═════ SUPPLIED DATA ═════

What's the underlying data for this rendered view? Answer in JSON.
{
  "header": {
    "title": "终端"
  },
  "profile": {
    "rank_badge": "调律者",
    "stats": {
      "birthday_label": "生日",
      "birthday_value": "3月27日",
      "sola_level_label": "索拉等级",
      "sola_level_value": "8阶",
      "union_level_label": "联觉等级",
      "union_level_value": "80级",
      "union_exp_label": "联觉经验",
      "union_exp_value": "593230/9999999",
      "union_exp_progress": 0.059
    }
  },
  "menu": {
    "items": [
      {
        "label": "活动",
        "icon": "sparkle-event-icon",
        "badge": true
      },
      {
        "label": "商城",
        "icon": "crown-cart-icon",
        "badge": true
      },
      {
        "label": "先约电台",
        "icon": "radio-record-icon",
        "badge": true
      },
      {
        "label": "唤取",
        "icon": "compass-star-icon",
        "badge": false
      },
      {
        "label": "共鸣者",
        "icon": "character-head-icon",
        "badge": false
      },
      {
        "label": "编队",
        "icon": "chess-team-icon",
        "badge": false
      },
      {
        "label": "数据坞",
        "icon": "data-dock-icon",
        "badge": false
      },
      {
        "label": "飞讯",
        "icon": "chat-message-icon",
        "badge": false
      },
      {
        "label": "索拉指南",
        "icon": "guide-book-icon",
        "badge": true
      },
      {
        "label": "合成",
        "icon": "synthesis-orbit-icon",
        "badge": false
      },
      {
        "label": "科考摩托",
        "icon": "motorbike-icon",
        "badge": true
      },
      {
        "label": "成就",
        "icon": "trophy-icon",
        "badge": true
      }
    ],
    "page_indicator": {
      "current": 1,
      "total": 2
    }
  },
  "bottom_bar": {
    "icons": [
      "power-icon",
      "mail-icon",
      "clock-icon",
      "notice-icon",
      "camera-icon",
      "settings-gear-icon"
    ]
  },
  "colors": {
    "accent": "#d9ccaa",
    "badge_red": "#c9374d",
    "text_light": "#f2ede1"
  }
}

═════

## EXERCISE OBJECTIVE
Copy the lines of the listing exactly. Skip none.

## TASK ANSWER
What's the underlying data for this rendered view? Answer in JSON.
{
  "header": {
    "title": "终端"
  },
  "profile": {
    "rank_badge": "调律者",
    "stats": {
      "birthday_label": "生日",
      "birthday_value": "3月27日",
      "sola_level_label": "索拉等级",
      "sola_level_value": "8阶",
      "union_level_label": "联觉等级",
      "union_level_value": "80级",
      "union_exp_label": "联觉经验",
      "union_exp_value": "593230/9999999",
      "union_exp_progress": 0.059
    }
  },
  "menu": {
    "items": [
      {
        "label": "活动",
        "icon": "sparkle-event-icon",
        "badge": true
      },
      {
        "label": "商城",
        "icon": "crown-cart-icon",
        "badge": true
      },
      {
        "label": "先约电台",
        "icon": "radio-record-icon",
        "badge": true
      },
      {
        "label": "唤取",
        "icon": "compass-star-icon",
        "badge": false
      },
      {
        "label": "共鸣者",
        "icon": "character-head-icon",
        "badge": false
      },
      {
        "label": "编队",
        "icon": "chess-team-icon",
        "badge": false
      },
      {
        "label": "数据坞",
        "icon": "data-dock-icon",
        "badge": false
      },
      {
        "label": "飞讯",
        "icon": "chat-message-icon",
        "badge": false
      },
      {
        "label": "索拉指南",
        "icon": "guide-book-icon",
        "badge": true
      },
      {
        "label": "合成",
        "icon": "synthesis-orbit-icon",
        "badge": false
      },
      {
        "label": "科考摩托",
        "icon": "motorbike-icon",
        "badge": true
      },
      {
        "label": "成就",
        "icon": "trophy-icon",
        "badge": true
      }
    ],
    "page_indicator": {
      "current": 1,
      "total": 2
    }
  },
  "bottom_bar": {
    "icons": [
      "power-icon",
      "mail-icon",
      "clock-icon",
      "notice-icon",
      "camera-icon",
      "settings-gear-icon"
    ]
  },
  "colors": {
    "accent": "#d9ccaa",
    "badge_red": "#c9374d",
    "text_light": "#f2ede1"
  }
}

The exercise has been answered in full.